On October 2, 1996, shortly after takeoff just past midnight, the Boeing 757 airliner crew discovered that their basic flight instruments were behaving erratically and reported receiving contradictory serial emergency messages from the onboard computer, such as rudder ratio, overspeed, underspeed and flying too low. The crew declared an emergency and requested an immediate return to the airport. Faced with the lack of reliable basic flight instruments, constantly receiving contradictory warnings from the aircraft's flight computer (some of which were valid and some of which were not), and continuously believing that they were at a safe altitude, pilot Eric Schreiber and copilot David Fernández decided to cautiously begin the descent for the approach to the airport. Since the flight was at night over water, no visual references could be made to convey to the pilots their true altitude or aid the pilots in the descent. Also, as a consequence of the pilot's inability to precisely monitor the aircraft's airspeed or vertical speed they experienced multiple stalls resulting in rapid loss of altitude with no corresponding change on the altimeter. While the altimeter indicated an altitude of approximately 9,700 feet, the aircraft's true altitude was in fact much lower. It struck the water approximately twenty-five minutes after emergency declaration, making the pilots realize the true altitude of the airliner; for twenty seconds the pilots tried to make the airliner climb. The airliner then crashed into the water. All nine crew members and sixty-one passengers died.

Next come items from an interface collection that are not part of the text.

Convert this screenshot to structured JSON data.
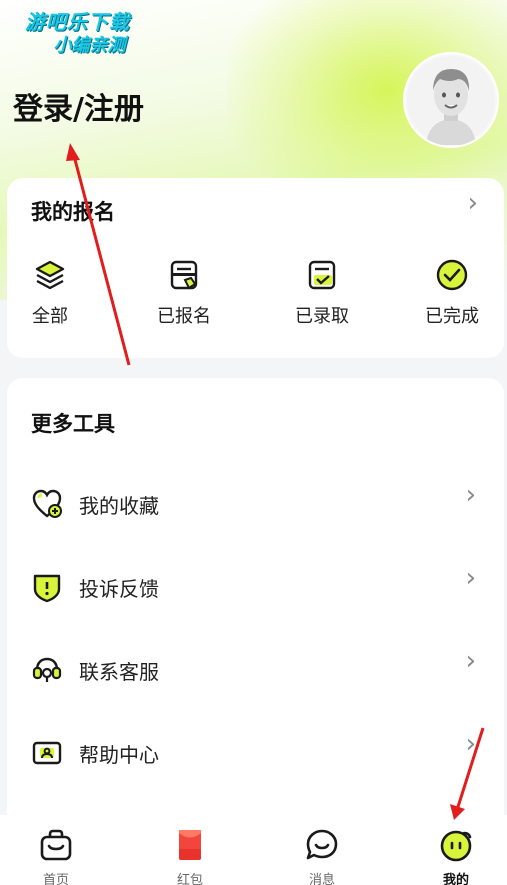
{
  "watermark": {
    "line1": "游吧乐下载",
    "line2": "小编亲测"
  },
  "header": {
    "login_label": "登录/注册"
  },
  "signup": {
    "title": "我的报名",
    "items": [
      {
        "label": "全部",
        "icon": "layers-icon"
      },
      {
        "label": "已报名",
        "icon": "signup-form-icon"
      },
      {
        "label": "已录取",
        "icon": "admitted-form-icon"
      },
      {
        "label": "已完成",
        "icon": "check-circle-icon"
      }
    ]
  },
  "tools": {
    "title": "更多工具",
    "items": [
      {
        "label": "我的收藏",
        "icon": "heart-plus-icon"
      },
      {
        "label": "投诉反馈",
        "icon": "shield-alert-icon"
      },
      {
        "label": "联系客服",
        "icon": "headset-icon"
      },
      {
        "label": "帮助中心",
        "icon": "id-card-icon"
      }
    ]
  },
  "tabbar": {
    "items": [
      {
        "label": "首页",
        "icon": "shopping-bag-icon",
        "active": false
      },
      {
        "label": "红包",
        "icon": "red-envelope-icon",
        "active": false
      },
      {
        "label": "消息",
        "icon": "chat-bubble-icon",
        "active": false
      },
      {
        "label": "我的",
        "icon": "smiley-face-icon",
        "active": true
      }
    ]
  },
  "colors": {
    "accent": "#d9f53b",
    "annotation_arrow": "#e21d1d",
    "text_primary": "#111111"
  }
}
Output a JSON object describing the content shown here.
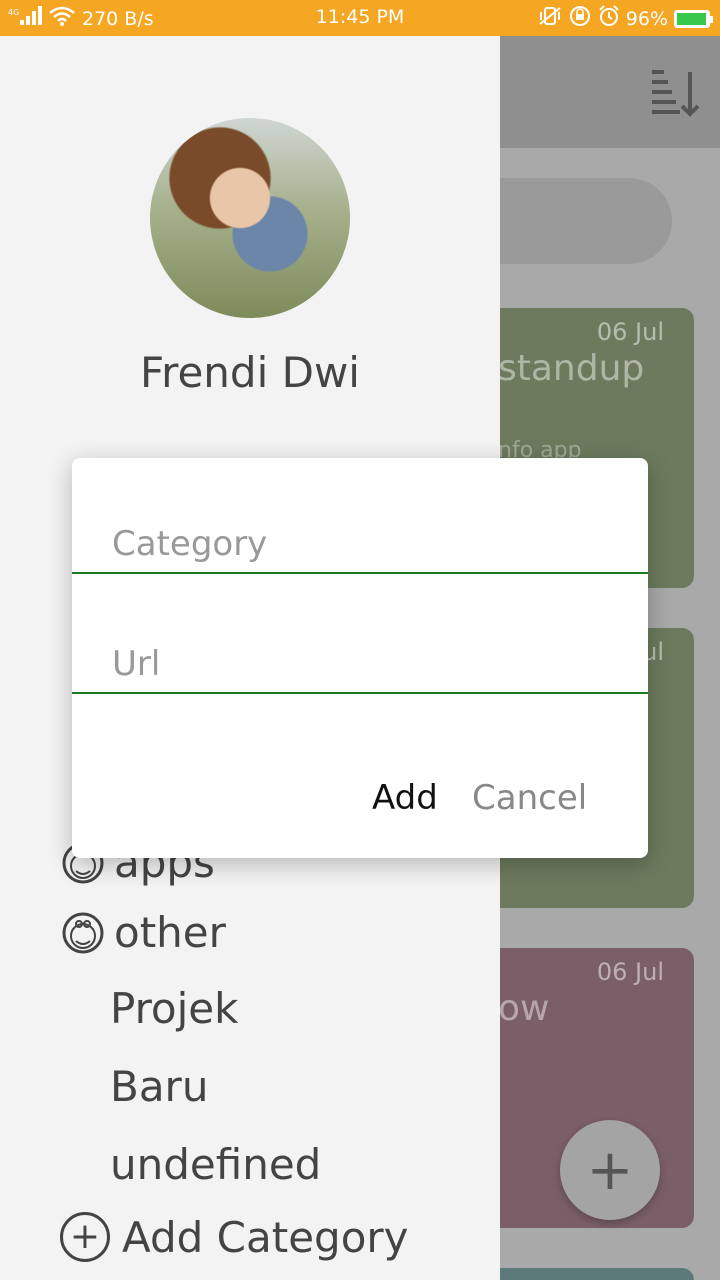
{
  "status_bar": {
    "network": "4G",
    "speed": "270 B/s",
    "time": "11:45 PM",
    "battery": "96%",
    "battery_level": 0.96
  },
  "background": {
    "cards": [
      {
        "date": "06 Jul",
        "title": "standup",
        "subtitle": "nfo app"
      },
      {
        "date": "ul",
        "title": "",
        "subtitle": ""
      },
      {
        "date": "06 Jul",
        "title": "ow",
        "subtitle": ""
      }
    ],
    "fab_label": "+"
  },
  "drawer": {
    "user_name": "Frendi Dwi",
    "items": [
      {
        "label": "apps",
        "icon": "doraemon-icon"
      },
      {
        "label": "other",
        "icon": "doraemon-icon"
      },
      {
        "label": "Projek",
        "icon": ""
      },
      {
        "label": "Baru",
        "icon": ""
      },
      {
        "label": "undefined",
        "icon": ""
      }
    ],
    "add_category": "Add Category"
  },
  "dialog": {
    "category_placeholder": "Category",
    "url_placeholder": "Url",
    "add_label": "Add",
    "cancel_label": "Cancel"
  },
  "colors": {
    "status_bar": "#f5a623",
    "accent_line": "#1b7a2a",
    "drawer_bg": "#f3f3f3"
  }
}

After the crash recovery crews found nine bodies floating; the rest of the bodies sank with the airliner.